WHAT THE TASK ASKS: Reproduce every line of the listing exactly.

::: LISTED RECORDS

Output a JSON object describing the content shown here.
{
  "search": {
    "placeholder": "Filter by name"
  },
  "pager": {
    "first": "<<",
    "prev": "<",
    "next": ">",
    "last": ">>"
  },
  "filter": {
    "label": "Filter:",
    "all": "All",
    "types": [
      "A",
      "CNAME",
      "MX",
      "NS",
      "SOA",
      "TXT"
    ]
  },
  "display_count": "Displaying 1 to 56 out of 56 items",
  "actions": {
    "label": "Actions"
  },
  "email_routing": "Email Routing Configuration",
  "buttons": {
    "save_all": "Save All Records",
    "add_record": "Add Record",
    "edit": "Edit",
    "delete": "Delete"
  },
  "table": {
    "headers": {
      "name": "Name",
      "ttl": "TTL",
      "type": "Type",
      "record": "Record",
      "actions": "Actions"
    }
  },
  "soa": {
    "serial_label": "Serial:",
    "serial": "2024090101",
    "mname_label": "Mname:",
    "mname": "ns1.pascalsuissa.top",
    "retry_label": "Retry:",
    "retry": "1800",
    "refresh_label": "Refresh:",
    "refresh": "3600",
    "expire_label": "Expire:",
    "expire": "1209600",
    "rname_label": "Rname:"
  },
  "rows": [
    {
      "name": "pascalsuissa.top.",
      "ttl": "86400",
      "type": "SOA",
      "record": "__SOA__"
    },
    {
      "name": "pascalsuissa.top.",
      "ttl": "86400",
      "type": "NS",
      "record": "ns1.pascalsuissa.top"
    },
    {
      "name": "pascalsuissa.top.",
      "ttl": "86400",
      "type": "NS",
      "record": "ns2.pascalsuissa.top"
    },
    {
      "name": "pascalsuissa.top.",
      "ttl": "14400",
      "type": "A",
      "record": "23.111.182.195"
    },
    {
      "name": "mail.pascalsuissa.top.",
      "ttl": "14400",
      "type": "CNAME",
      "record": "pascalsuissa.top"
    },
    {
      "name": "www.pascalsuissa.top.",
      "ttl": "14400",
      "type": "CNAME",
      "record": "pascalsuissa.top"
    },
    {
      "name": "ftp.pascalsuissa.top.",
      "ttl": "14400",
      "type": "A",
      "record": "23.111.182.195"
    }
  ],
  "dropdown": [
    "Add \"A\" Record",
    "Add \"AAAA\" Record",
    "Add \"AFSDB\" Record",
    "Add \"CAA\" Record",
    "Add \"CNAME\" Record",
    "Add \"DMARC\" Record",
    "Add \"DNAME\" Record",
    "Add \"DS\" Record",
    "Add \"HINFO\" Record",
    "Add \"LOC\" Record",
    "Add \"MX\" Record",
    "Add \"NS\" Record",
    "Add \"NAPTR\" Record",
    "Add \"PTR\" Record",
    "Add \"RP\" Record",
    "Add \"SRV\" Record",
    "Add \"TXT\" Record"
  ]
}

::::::

RESPONSE:
Output a JSON object describing the content shown here.
{
  "search": {
    "placeholder": "Filter by name"
  },
  "pager": {
    "first": "<<",
    "prev": "<",
    "next": ">",
    "last": ">>"
  },
  "filter": {
    "label": "Filter:",
    "all": "All",
    "types": [
      "A",
      "CNAME",
      "MX",
      "NS",
      "SOA",
      "TXT"
    ]
  },
  "display_count": "Displaying 1 to 56 out of 56 items",
  "actions": {
    "label": "Actions"
  },
  "email_routing": "Email Routing Configuration",
  "buttons": {
    "save_all": "Save All Records",
    "add_record": "Add Record",
    "edit": "Edit",
    "delete": "Delete"
  },
  "table": {
    "headers": {
      "name": "Name",
      "ttl": "TTL",
      "type": "Type",
      "record": "Record",
      "actions": "Actions"
    }
  },
  "soa": {
    "serial_label": "Serial:",
    "serial": "2024090101",
    "mname_label": "Mname:",
    "mname": "ns1.pascalsuissa.top",
    "retry_label": "Retry:",
    "retry": "1800",
    "refresh_label": "Refresh:",
    "refresh": "3600",
    "expire_label": "Expire:",
    "expire": "1209600",
    "rname_label": "Rname:"
  },
  "rows": [
    {
      "name": "pascalsuissa.top.",
      "ttl": "86400",
      "type": "SOA",
      "record": "__SOA__"
    },
    {
      "name": "pascalsuissa.top.",
      "ttl": "86400",
      "type": "NS",
      "record": "ns1.pascalsuissa.top"
    },
    {
      "name": "pascalsuissa.top.",
      "ttl": "86400",
      "type": "NS",
      "record": "ns2.pascalsuissa.top"
    },
    {
      "name": "pascalsuissa.top.",
      "ttl": "14400",
      "type": "A",
      "record": "23.111.182.195"
    },
    {
      "name": "mail.pascalsuissa.top.",
      "ttl": "14400",
      "type": "CNAME",
      "record": "pascalsuissa.top"
    },
    {
      "name": "www.pascalsuissa.top.",
      "ttl": "14400",
      "type": "CNAME",
      "record": "pascalsuissa.top"
    },
    {
      "name": "ftp.pascalsuissa.top.",
      "ttl": "14400",
      "type": "A",
      "record": "23.111.182.195"
    }
  ],
  "dropdown": [
    "Add \"A\" Record",
    "Add \"AAAA\" Record",
    "Add \"AFSDB\" Record",
    "Add \"CAA\" Record",
    "Add \"CNAME\" Record",
    "Add \"DMARC\" Record",
    "Add \"DNAME\" Record",
    "Add \"DS\" Record",
    "Add \"HINFO\" Record",
    "Add \"LOC\" Record",
    "Add \"MX\" Record",
    "Add \"NS\" Record",
    "Add \"NAPTR\" Record",
    "Add \"PTR\" Record",
    "Add \"RP\" Record",
    "Add \"SRV\" Record",
    "Add \"TXT\" Record"
  ]
}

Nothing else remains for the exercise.